▶ **The task**:
In the records below, count every line where the string "List" appears, and reply with the count only.

══ The input ══

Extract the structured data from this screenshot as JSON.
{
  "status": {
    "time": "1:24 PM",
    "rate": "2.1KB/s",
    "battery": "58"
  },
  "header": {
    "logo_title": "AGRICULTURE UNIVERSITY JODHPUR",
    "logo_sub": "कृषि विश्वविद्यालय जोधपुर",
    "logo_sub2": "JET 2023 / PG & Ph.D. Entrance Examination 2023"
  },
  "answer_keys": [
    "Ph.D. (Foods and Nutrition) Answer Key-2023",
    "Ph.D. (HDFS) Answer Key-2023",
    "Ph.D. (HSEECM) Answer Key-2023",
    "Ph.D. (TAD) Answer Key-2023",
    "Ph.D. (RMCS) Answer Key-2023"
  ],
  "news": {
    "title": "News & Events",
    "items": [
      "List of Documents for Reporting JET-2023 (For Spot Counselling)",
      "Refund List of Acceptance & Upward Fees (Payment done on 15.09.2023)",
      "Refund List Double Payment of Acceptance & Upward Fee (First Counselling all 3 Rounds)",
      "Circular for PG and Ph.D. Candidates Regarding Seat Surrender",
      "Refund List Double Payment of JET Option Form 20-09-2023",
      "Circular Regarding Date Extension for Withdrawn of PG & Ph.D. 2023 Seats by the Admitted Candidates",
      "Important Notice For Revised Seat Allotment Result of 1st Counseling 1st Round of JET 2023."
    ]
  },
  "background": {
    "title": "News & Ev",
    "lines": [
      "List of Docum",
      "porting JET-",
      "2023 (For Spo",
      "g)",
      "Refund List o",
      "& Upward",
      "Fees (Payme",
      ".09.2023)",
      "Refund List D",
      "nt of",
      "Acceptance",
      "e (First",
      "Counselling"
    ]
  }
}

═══

▶ **Written reply**:
7